The judgment of the district court will be reversed and the case remanded to the district court with directions to award the defendant a new trial.
The plaintiffs are Pennsylvania citizens residing in Pittsburgh. The defendant is a corporation chartered under the laws of New York which has its principal offices in Farmingdale, New York
The trial court applied Pennsylvania law. On appeal, the parties agree that Pennsylvania law governs
The pertinent portion of defense counsel's objection to the written supplementary instruction was:
I'm objecting to the submission of a written answer to the plaintiffs' questions. I, also, object to a portion of the Court's charge being singled out and repeated, and repeated in writing. I think it's possibly prejudicial. It may highlight some particular point or section of the charge that I don't think is proper to highlight, and I'm objecting to the submission of this written answer by the Court.
The cases cited by plaintiffs are Highmont Music Corp. v. J. M. Hoffmann Co., 397 Pa. 345, 155 A.2d 363, 366 (1959); Gerfin v. Colonial Smelting & Refining Co., 374 Pa. 66, 97 A.2d 71, 72 (1953); Greenwood v. Kadoich, 239 Pa.Super. 372, 357 A.2d 604, 606 (1976); Edelstein v. Carole House Apartments, Inc., 220 Pa.Super. 298, 286 A.2d 658, 661 (1971)
On remand the district court, relying on an intervening state court opinion, again applied the "fair preponderance of the evidence" rule. On subsequent appeal, this court held that the district court had misread the intervening decision of the Supreme Court of Pennsylvania and reaffirmed the principle that fraud in the making of a contract must be established by proof which is "clear, precise and indubitable." We noted that the Supreme Court of Pennsylvania recognized the basic difference between the two standards of proof and indicated, as we had held, that "in Pennsylvania the difference between the two standards of proof is a matter of substantial significance and not a mere verbal variation." Ratay v. Lincoln National Life Insurance Co., 405 F.2d 286, 290 (3d Cir. 1968)
The Fifth Circuit disapproves of the practice of furnishing the jury with a written copy of the court's instructions. United States v. Perez, 648 F.2d 219 (5th Cir. 1981); United States v. Hooper, 575 F.2d 496 (5th Cir.), cert. denied, 439 U.S. 895, 99 S. Ct. 256, 58 L. Ed. 2d 242 (1978). The Seventh Circuit apparently approves of the practice.

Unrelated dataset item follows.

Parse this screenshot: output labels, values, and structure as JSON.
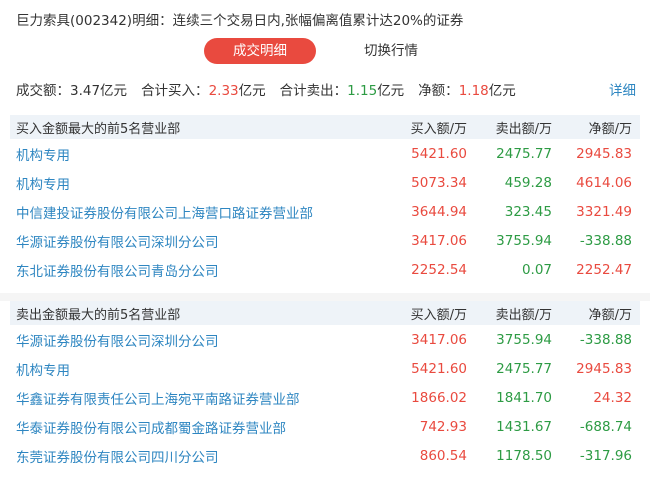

United States v. Brighten Building & Maintenance Co., 598 F.2d 1101 (7th Cir.), cert. denied, 444 U.S. 840, 100 S. Ct. 79, 62 L. Ed. 2d 52 (1979)